Parsnip is a root vegetable related to both carrots and parsley (which helps explain why carrot tops look a lot like parsley and make a great pesto).
Native to Eurasia, the parsnip has been cultivated since Roman times. Sometimes mistaken for a white carrot, the vegetable is similar in looks but is wider at the base and with its own distinct sweet, nutty flavour and slightly spicy characteristic which is hard to beat.
Parsnips’ sweet flavour comes when starch is converted to sugar. This happens in cold weather, preferably when frosts occur, which is why parsnips are best during the colder winter months. They should be smooth, hard and free of soft spots or sprouts, and are best when harvested young so they don’t develop a woody core.

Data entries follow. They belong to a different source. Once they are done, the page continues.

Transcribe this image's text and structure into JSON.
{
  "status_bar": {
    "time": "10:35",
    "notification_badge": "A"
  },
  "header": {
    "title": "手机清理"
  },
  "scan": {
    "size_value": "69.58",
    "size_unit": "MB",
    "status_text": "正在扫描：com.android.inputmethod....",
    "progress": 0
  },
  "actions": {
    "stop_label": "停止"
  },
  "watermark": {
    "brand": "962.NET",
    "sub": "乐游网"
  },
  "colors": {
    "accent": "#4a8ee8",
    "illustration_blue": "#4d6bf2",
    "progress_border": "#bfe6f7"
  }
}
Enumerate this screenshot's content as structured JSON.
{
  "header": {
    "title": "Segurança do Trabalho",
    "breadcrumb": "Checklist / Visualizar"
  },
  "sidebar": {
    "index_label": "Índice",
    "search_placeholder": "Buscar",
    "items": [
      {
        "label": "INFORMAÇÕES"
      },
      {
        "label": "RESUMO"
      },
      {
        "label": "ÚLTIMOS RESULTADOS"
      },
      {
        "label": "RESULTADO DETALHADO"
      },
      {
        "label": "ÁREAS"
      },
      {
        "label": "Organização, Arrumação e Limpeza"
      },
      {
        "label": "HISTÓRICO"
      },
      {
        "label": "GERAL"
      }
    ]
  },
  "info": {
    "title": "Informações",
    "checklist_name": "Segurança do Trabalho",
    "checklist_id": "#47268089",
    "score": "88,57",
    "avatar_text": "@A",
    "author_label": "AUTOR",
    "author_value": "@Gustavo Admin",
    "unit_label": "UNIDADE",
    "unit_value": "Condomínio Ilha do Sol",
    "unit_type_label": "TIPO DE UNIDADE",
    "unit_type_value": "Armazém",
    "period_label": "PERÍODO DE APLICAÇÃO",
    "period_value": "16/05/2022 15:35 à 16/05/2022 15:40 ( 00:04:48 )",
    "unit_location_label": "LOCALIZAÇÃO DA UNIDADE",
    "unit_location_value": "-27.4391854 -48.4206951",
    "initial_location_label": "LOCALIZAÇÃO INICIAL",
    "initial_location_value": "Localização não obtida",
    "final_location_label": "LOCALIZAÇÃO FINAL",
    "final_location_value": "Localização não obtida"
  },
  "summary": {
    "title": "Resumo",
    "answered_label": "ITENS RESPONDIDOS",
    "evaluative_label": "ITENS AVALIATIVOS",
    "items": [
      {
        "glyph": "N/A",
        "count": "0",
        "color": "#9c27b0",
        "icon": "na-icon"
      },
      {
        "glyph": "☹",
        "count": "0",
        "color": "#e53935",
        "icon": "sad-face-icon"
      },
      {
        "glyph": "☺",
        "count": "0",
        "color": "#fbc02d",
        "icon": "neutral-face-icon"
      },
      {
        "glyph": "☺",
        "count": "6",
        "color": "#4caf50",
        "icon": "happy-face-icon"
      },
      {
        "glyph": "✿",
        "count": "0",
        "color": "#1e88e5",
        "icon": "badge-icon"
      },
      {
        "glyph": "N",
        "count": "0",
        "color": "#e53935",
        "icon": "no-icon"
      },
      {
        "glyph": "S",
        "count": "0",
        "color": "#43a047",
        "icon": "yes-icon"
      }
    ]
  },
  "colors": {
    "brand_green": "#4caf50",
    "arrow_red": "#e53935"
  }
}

Parsnips can be used in the same ways as carrots, though their flavour is markedly sweeter, especially when cooked. They are a classic ingredient in some chicken broths and soups, and can also be baked, sautéed, steamed, mashed or pureed, roasted, used in stews and fried, like most root vegetables.
Parsnips pair particularly well with other root vegetables like potatoes, carrots, celeriac and turnips. They’re also frequently served with red meat like a pot roast or corned beef but equally delicious with port, duck and venison.
Enhance their sweetness with honey or maple syrup, and spices like ginger and nutmeg. Complete their nutty flavour with the addition of pecans or walnuts.
Enjoy young parsnips raw in a salad with carrot and apple.
Add some crunch to salads or soups with a garnish of deep-fried ribbons.
Cut parsnips oxidize when exposed to air, similar to an apple. If not using immediately, place cut parsnips in a bowl of water with fresh lemon juice.